(Records for this exercise Opens)

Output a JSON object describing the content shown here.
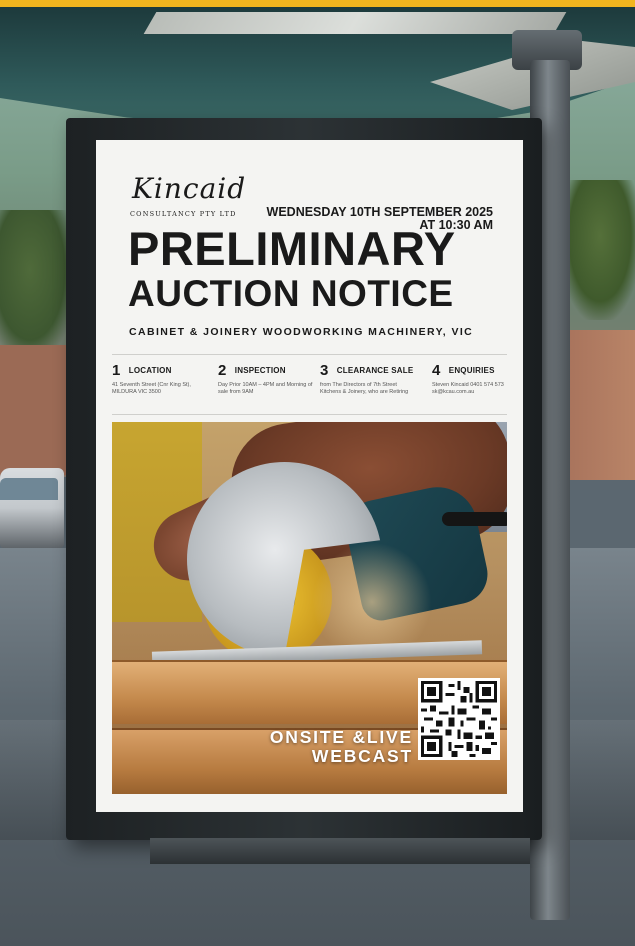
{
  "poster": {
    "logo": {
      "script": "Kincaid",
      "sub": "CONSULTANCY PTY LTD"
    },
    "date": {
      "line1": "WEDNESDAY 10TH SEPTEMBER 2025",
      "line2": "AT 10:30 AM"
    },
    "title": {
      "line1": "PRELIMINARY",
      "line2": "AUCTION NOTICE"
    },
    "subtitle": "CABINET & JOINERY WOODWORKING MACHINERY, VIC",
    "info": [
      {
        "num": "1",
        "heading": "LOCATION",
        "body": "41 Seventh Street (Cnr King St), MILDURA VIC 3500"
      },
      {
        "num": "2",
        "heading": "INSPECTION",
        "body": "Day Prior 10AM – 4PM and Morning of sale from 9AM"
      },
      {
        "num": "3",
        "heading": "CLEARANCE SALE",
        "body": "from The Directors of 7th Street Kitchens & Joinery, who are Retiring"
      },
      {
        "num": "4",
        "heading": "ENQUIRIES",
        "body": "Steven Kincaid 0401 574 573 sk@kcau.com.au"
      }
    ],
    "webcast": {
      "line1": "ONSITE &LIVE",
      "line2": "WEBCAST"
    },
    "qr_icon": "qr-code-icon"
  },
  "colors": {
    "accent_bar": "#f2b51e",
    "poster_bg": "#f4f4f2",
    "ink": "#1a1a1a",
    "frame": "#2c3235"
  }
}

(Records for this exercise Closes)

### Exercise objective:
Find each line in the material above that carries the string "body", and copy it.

### Task answer:
        "body": "41 Seventh Street (Cnr King St), MILDURA VIC 3500"
        "body": "Day Prior 10AM – 4PM and Morning of sale from 9AM"
        "body": "from The Directors of 7th Street Kitchens & Joinery, who are Retiring"
        "body": "Steven Kincaid 0401 574 573 sk@kcau.com.au"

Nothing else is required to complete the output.